Whether or not the sun is shining on the iBuyer business may be entirely up to home sellers. If you’re looking to sell a home, and considering using other major iBuyer companies like Redfin or Opendoor instead of a local real estate agent, here are a few things to consider.
The Pros and Cons of iBuying
Some benefits of using an iBuyer:
iBuying is convenient. Unlike in a traditional real estate transaction, when selling to an iBuyer you don’t need to worry about staging and glamming up the curbside appeal. You don’t have to worry about giving up your Sundays to open houses or leaving every time the real estate agent wants to show. You simply sell your home to the iBuyer, and they take care of the rest after you’re gone.
The uncertainty of selling a home is one of the most difficult aspects of the process. You don’t really have the cash to buy a new home until you sell your old home, right? But you still want to look for that new home to get an idea of what’s available. And what if you find that “perfect” house before you’ve sold your old house…what, then? This is even more complicated if you’re making longer moves to different states or across the country. An iBuyer takes all those variables out of play. The iBuyer makes an all cash offer, which is usually good for at least a week, you accept or reject it and move on.
You know you’re going to get an offer. You know when you’ll get an offer, and when you’ll have to move. You know exactly when the movers need to arrive. You don’t have to worry about the purchaser’s refinancing falling through. You don’t have to oversee a bidding war or haggle with the buyer’s agent (though you can negotiate with the iBuyer). The iBuying process is very clear cut and takes a lot of stress out of the selling process.
Some reasons you might want to reconsider using an iBuyer:
Uncertain Sales Price
iBuyers use algorithms, called an automated valuation model, to determine a house’s value. They’ll tell you they offer “fair market value,” but it’s hard to really know if that’s true. In Zillow’s case, they actually overpaid for a lot of homes during the pandemic, but that seems to have been an exception in the iBuyer business model. iBuyers will want to purchase your home at lower cost so they can turn it around and make a profit quickly. So, usually, you’ll be accepting a lower offer than if you sold through a real estate agent.
You’ll need to be in a real estate market an iBuyer is interested in, and you’ll also need to have the right type of home an iBuyer wants. The “right” type of home is dependent on the market and what qualifies as a typical home in that area. iBuyers tend to focus more on larger cities, so if you live in a rural part of the country you may be out of luck.

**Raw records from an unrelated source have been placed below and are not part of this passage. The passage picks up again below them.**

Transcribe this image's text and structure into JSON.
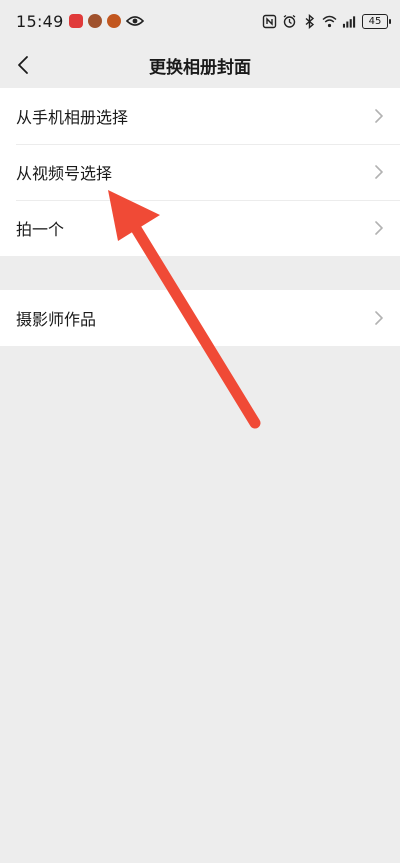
{
  "status_bar": {
    "time": "15:49",
    "battery_level": "45",
    "left_icons": [
      "app-notification-icon",
      "app-notification-icon",
      "app-notification-icon",
      "eye-icon"
    ],
    "right_icons": [
      "nfc-icon",
      "alarm-icon",
      "bluetooth-icon",
      "wifi-icon",
      "signal-icon",
      "battery-icon"
    ]
  },
  "header": {
    "title": "更换相册封面",
    "back_icon": "chevron-left-icon"
  },
  "menu_group_1": [
    {
      "label": "从手机相册选择",
      "icon": "chevron-right-icon"
    },
    {
      "label": "从视频号选择",
      "icon": "chevron-right-icon"
    },
    {
      "label": "拍一个",
      "icon": "chevron-right-icon"
    }
  ],
  "menu_group_2": [
    {
      "label": "摄影师作品",
      "icon": "chevron-right-icon"
    }
  ],
  "annotation": {
    "arrow_color": "#f04a36",
    "points_to": "从视频号选择"
  },
  "colors": {
    "page_background": "#ededed",
    "row_background": "#ffffff",
    "text": "#1a1a1a",
    "chevron": "#b2b2b2"
  }
}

With an iBuyer, you’re trading convenience and speed for the possibility of a lower offer, paying more fees, and taking another hit if your house needs repairs. One study said that iBuyers typically charge a service fee of anywhere from 6% to 9%, which is several percentage points higher than licensed real estate agents charge. Also, after you accept an iBuyer’s offer, they’ll do an assessment on your house. Any repairs needed could be taken out of the final sale price.
Should You Use An iBuyer Instead of a Real Estate Agent?
That’s a question only you can answer.
Though Zillow has closed its iBuying program, other iBuyers like Opendoor, Offerpad, and Redfin are still out there going strong. You’ll likely enjoy the convenience an iBuyer offers, but that will come at a price.
Do your research and weigh the pros and cons to determine if an iBuyer is right for you. Selling your home is one of the biggest financial transactions you’ll ever make, so make sure you know what you’re getting into – whether you use a traditional real estate agent or an iBuyer.
Three questions to ask real estate agents before hiring one.
Robert Bruce is a Senior Writer for The Penny Hoarder.
This was originally published on The Penny Hoarder, which helps millions of readers worldwide earn and save money by sharing unique job opportunities, personal stories, freebies and more. The Inc. 5000 ranked The Penny Hoarder as the fastest-growing private media company in the U.S. in 2017.